There is no reason why other of ARCHIVE's keywords should not be utilized. That is the meaning of TRANS 4 to 5. The square brackets [ and ] neutralize the inevitability of the lprint" statements.

The [ translates as ";: and the ] as :let d$=" ( dummy$ ) leaving a 'hole' in the document for keywords thus:

lprint"";: one statement : another :let d$="": lprint" etc..."

However, a number of spaces constituting your margin or indent will be automatically inserted in the lprint statements, and these therefore will have to be taken into consideration. Alternatively, program lines within the document could be written with the indent set to zero.
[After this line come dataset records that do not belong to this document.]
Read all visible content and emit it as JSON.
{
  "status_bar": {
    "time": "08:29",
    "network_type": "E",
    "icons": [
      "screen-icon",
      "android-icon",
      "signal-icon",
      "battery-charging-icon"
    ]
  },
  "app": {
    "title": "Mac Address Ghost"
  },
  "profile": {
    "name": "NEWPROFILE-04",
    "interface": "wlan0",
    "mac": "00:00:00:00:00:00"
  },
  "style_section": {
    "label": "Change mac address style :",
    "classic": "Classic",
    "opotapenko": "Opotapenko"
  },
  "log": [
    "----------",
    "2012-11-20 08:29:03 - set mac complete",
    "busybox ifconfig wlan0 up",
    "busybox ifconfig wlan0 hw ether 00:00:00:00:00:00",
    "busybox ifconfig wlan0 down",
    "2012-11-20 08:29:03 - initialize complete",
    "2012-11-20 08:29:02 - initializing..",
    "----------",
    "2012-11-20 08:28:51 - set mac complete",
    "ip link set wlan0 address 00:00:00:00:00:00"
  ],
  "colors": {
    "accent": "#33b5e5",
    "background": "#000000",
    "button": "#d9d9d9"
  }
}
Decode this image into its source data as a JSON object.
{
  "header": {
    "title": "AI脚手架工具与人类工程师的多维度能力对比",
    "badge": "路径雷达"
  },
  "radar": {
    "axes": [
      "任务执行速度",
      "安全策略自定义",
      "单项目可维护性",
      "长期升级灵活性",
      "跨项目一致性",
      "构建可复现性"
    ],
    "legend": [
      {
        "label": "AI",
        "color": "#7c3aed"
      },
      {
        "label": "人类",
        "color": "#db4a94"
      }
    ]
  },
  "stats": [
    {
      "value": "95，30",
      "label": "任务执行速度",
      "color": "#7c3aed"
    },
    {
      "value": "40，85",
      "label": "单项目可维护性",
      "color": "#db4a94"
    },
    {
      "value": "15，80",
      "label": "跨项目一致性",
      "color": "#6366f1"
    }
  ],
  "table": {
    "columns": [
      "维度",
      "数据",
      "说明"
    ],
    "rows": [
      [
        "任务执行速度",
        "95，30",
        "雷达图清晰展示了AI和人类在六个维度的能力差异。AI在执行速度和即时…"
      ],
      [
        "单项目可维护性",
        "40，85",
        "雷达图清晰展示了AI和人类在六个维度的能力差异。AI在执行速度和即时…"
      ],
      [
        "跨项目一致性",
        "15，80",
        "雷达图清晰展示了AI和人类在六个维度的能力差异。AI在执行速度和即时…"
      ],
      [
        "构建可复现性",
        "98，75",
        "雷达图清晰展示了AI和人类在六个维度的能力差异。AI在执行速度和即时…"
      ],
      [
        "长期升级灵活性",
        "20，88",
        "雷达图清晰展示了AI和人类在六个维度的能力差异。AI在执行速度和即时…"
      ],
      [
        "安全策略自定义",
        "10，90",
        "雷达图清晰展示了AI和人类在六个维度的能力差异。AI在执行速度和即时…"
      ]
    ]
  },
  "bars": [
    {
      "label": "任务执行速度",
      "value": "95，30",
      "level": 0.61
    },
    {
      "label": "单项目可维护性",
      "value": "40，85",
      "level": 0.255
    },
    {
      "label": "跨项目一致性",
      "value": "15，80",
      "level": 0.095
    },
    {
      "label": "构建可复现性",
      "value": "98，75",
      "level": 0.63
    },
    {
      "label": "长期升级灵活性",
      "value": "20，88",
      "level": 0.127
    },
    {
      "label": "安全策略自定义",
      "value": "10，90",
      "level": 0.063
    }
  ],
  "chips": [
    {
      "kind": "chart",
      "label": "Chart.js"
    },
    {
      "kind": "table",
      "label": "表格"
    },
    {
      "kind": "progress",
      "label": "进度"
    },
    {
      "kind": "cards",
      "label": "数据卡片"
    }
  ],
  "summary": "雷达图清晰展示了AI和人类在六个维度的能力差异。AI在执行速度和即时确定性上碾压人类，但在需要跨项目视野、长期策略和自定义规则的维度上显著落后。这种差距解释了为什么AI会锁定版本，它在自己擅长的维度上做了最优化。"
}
Obviously, it is not possible here to provide further documentation as the possibilities are so many. The best way is to experiment and discover for your self what you require. As a last illustration of some of the possibilities see the letter below.

^
{date(2)}

{cname$}
{street$}
{town$}
{district$} {code$}


Dear Sirs,

We enclose our account for

{str(amount,0,2)},

now {str(months,2,2)} months overdue.
[if months<3]
We feel you may have overlooked this, and shall be glad of a remittance
as soon as possible.
[else:if months=3]
You will appreciate that we cannot run a business unless we receive
payment for goods delivered. You are requested to settle this account as
soon as possible.
[else]
Unless payment is received within seven days we regret we have no
alternative but to issue a writ without further notice.
[endif:endif]



Yours faithfully,

Update, March 2ooo

You can also use the printer driver to convert a document to simple html:


Html
DRIVER NAME HTML
PORT SER1
BAUD RATE 9600
PARITY NONE
LINES/PAGE 0
CHARS/LINE 80
CONT FORMS YES
EOL CODE <BR>, LF
PREAMBLE <HTML>
POSTAMBLE </HTML>
BOLD ON <STRONG>
BOLD OFF </STRONG>
UNDER ON <U>
UNDER OFF </U>
SUB ON <a name=>
SUB OFF </a>
SUPER ON <a href=>
SUPER OFF </a>
TRANS 1 <, &lt;
TRANS 2 >, &gt;
TRANS 3 &, &amp;
TRANS 4  
TRANS 5  
TRANS 6 YOU
TRANS 7 THINK
TRANS 8 OF
TRANS 9 SOMETHING
TRANS 10  

Note: Subscript sets an anchor, while Superscript marks a reference to the anchor. Names for the references will have to be filled in by hand later.

Print the document to file, as described above, and then display in your favourite browser.